Allow your stepchildren’s parents to make important decisions about their lives. Be sensitive and follow their lead. If you want to raise something about their upbringing, make sure it is coming from a place of genuine care for the children’s best interests. Respect that the parents might not have the same ideas as you and that is ok to have different views.
Try to understand the children’s behaviour and support your partner in working with challenging behaviour.
If you feel yourself being critical, either openly or to yourself, think about why.
What are your feelings behind this?
Are you focusing on the negative aspects of their behaviour rather than the positives?
Are you feeling left out or overwhelmed?
You might find it helpful to explore these feelings with your partner, a close friend or family member, or a counsellor.
Looking after yourself
Take the time to look after yourself and your own mental health. Being a stepparent can be hard, and challenging behaviour can have an effect on you.
Try not to get involved in online forums for stepparents, unless they are resolution-based. These forums often have a blame mentality and can make things feel worse.
Your relationship with your partner’s co parent
If the child’s other parent is co-parenting with your partner, everyone involved will need to navigate their way in this blended family.

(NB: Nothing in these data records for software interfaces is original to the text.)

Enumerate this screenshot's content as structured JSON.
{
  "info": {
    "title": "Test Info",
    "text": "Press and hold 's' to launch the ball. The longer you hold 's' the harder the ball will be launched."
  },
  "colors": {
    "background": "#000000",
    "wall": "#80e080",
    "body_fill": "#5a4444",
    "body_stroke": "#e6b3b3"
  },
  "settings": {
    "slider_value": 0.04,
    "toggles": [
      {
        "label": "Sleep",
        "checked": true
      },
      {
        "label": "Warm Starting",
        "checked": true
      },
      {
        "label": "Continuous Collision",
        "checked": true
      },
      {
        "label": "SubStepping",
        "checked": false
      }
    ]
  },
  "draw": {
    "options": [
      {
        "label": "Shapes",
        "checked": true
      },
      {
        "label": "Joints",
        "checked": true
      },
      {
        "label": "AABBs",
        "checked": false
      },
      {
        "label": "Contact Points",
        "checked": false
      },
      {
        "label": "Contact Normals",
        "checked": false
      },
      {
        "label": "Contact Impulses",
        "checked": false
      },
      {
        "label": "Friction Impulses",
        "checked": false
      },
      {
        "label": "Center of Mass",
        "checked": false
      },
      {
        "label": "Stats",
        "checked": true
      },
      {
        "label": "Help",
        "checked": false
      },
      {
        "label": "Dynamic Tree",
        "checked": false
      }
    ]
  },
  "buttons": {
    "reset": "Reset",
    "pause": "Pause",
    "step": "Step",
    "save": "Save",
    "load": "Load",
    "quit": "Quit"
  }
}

Many parents welcome the presence of another adult in their children’s lives, though this might take some time. Some can find it difficult and feel threatened or worried about their children having another parent.
The co-parent’s feelings about you will depend on:
- How long ago they separated from your partner
- The details of the separation
- Their own experiences of stepparents.
It will take time to adjust and for everyone to feel settled and secure.
Always speak positively about the child’s other parent. Let the child talk about them if they want to but try not to ask questions or pry into life at their other home.
If the child talks to you about feeling unhappy in their other home, try to just listen. Respect their thoughts and feelings without adding your own negative thoughts.
Encourage good, respectful communication between everyone. Always be polite to the co-parent, regardless of how they treat you.
How can I help my child adjust to a blended family?
Every family has its own joys and frustrations. This is true of blended families, when one or both partners have children from other relationships. Adjusting to a new family set-up is a time of change for everyone.
Don’t worry if it takes longer than you think to build your routines and relationships with each other. If you need some outside support, you could consider family counselling.
Give your children some time
It’s important to give children time to adjust to changes. Don’t rush things. They might not like your new partner or their children right away, and that’s OK.
If you have your own child or children, make time for them. Have regular one-to-one contact so they can talk things through with you and enjoy time with you on their own. Make sure they know that you’re there to listen when they’re ready to talk.
It can help to:
- Reassure them. They may worry about change, especially if other children will be coming into the home.
- Recognise their feelings of sadness, confusion or anger. Keep telling them that you love them and will be there for them.
- Two households means a different sets of rules and expectations. Talk about rules, routines and values you want in your shared household before moving in.
Help your children see you as a team
Set ground rules with your partner about disciplining each other’s children. This can be one of the trickiest things to manage. Talk about the rules with your children so they understand what’s expected of them.
Try to keep positive relationships with any ex partners. Keeping things peaceful can help with setting routines and pick–ups and drop offs.
Remember to make time for your relationship, too. Spending time together and having fun will make it easier to cope with any challenges when they arise. If you’re able to work together on issues, your children will see this.